One-of-a-kind spectrometer reads vibrations between atoms to find structures of molecules:
By measuring the vibrations between atoms using femtosecond-long laser pulses, the Rice lab of chemist Junrong Zheng is able to discern the positions of atoms within molecules without the restrictions imposed by X-ray diffraction (XRD) and nuclear magnetic resonance (NMR) imaging.
The technique can capture the structure of molecules at room temperature or very low or high temperatures and in many kinds of samples...
"The atoms in every molecule are always vibrating, and each bond between atoms vibrates at a certain frequency, and in a certain direction," he said. "We found that if we can measure the direction of one vibration and then another, then we can know the angle between these two vibrations – and therefore the angle between the bonds."
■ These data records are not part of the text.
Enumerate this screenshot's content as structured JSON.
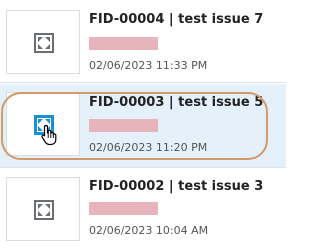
{
  "items": [
    {
      "title": "FID-00004 | test issue 7",
      "timestamp": "02/06/2023 11:33 PM",
      "icon": "expand-icon",
      "selected": false
    },
    {
      "title": "FID-00003 | test issue 5",
      "timestamp": "02/06/2023 11:20 PM",
      "icon": "expand-icon",
      "selected": true
    },
    {
      "title": "FID-00002 | test issue 3",
      "timestamp": "02/06/2023 10:04 AM",
      "icon": "expand-icon",
      "selected": false
    }
  ],
  "colors": {
    "selected_row": "#e4f0fa",
    "focus_ring": "#d49a66",
    "redaction": "#e8b4bc",
    "icon_hover": "#1a8fd8"
  }
}
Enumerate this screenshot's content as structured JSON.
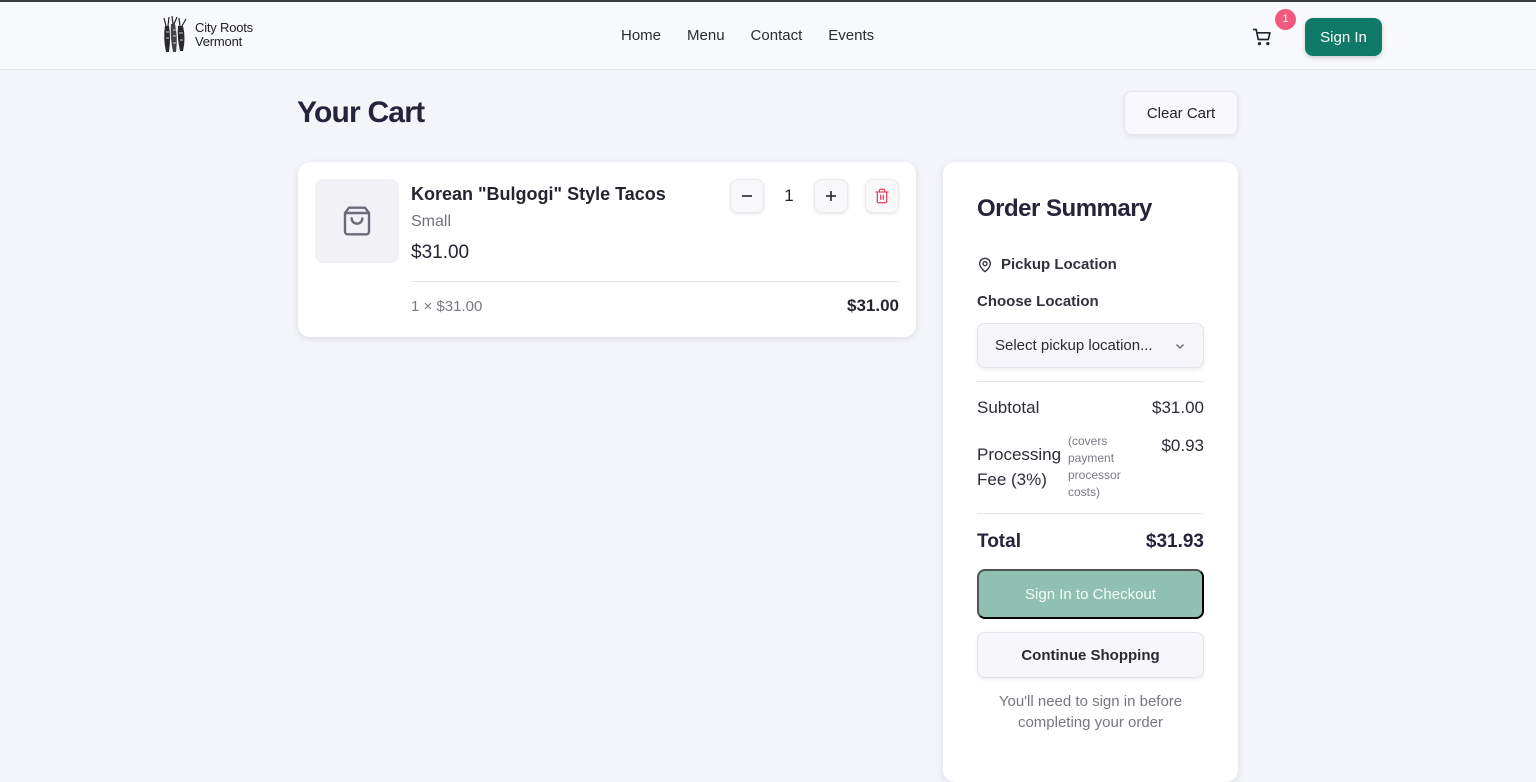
{
  "brand": {
    "line1": "City Roots",
    "line2": "Vermont"
  },
  "nav": {
    "items": [
      "Home",
      "Menu",
      "Contact",
      "Events"
    ]
  },
  "header": {
    "cart_count": "1",
    "signin_label": "Sign In"
  },
  "cart": {
    "title": "Your Cart",
    "clear_label": "Clear Cart",
    "items": [
      {
        "name": "Korean \"Bulgogi\" Style Tacos",
        "size": "Small",
        "price": "$31.00",
        "quantity": "1",
        "calc": "1 × $31.00",
        "line_total": "$31.00"
      }
    ]
  },
  "summary": {
    "title": "Order Summary",
    "pickup_label": "Pickup Location",
    "choose_label": "Choose Location",
    "select_placeholder": "Select pickup location...",
    "subtotal_label": "Subtotal",
    "subtotal_value": "$31.00",
    "fee_label": "Processing Fee (3%)",
    "fee_note": "(covers payment processor costs)",
    "fee_value": "$0.93",
    "total_label": "Total",
    "total_value": "$31.93",
    "checkout_label": "Sign In to Checkout",
    "continue_label": "Continue Shopping",
    "signin_note": "You'll need to sign in before completing your order"
  },
  "colors": {
    "brand_green": "#0f7a67",
    "checkout_disabled": "#8fc0b1",
    "badge_pink": "#f2597c",
    "delete_red": "#e5486b"
  }
}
He said the researchers begin with the chemical formula and already know, through Fourier transform infrared spectroscopy, how many vibrational frequencies are contained in a given molecule. "Then we measure each vibrational mode, one by one. Once we get all the cross-angles, we can translate this to a model," he said.